[Opening Material for this exercise section]

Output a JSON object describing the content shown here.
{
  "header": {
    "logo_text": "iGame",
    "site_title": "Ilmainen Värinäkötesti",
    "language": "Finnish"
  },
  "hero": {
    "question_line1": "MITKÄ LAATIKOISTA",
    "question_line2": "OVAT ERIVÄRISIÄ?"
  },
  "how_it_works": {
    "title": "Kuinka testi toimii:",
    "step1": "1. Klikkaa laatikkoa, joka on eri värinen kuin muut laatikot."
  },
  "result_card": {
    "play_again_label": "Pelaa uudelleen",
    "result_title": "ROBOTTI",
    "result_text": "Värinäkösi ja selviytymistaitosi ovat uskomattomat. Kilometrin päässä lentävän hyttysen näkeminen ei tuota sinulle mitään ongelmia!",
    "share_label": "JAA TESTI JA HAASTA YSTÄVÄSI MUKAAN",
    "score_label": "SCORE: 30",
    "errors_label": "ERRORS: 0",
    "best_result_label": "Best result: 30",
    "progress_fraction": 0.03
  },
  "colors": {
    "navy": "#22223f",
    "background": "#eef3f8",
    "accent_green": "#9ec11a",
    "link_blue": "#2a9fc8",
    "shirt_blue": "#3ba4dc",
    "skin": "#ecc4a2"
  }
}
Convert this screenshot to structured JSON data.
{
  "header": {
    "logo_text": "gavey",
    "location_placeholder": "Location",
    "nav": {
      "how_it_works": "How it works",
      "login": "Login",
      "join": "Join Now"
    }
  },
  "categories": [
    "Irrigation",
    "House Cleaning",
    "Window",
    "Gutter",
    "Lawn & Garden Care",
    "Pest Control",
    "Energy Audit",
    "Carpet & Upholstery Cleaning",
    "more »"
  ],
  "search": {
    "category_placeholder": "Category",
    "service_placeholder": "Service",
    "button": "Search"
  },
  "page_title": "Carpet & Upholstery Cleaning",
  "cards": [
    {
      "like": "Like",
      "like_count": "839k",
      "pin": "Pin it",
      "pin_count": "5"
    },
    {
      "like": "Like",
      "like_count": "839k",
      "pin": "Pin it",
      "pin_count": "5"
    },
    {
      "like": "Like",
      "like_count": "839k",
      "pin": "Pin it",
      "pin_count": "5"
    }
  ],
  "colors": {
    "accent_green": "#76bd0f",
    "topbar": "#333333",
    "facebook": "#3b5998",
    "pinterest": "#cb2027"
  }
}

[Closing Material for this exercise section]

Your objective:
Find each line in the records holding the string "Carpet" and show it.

Output:
    "Carpet & Upholstery Cleaning",
  "page_title": "Carpet & Upholstery Cleaning",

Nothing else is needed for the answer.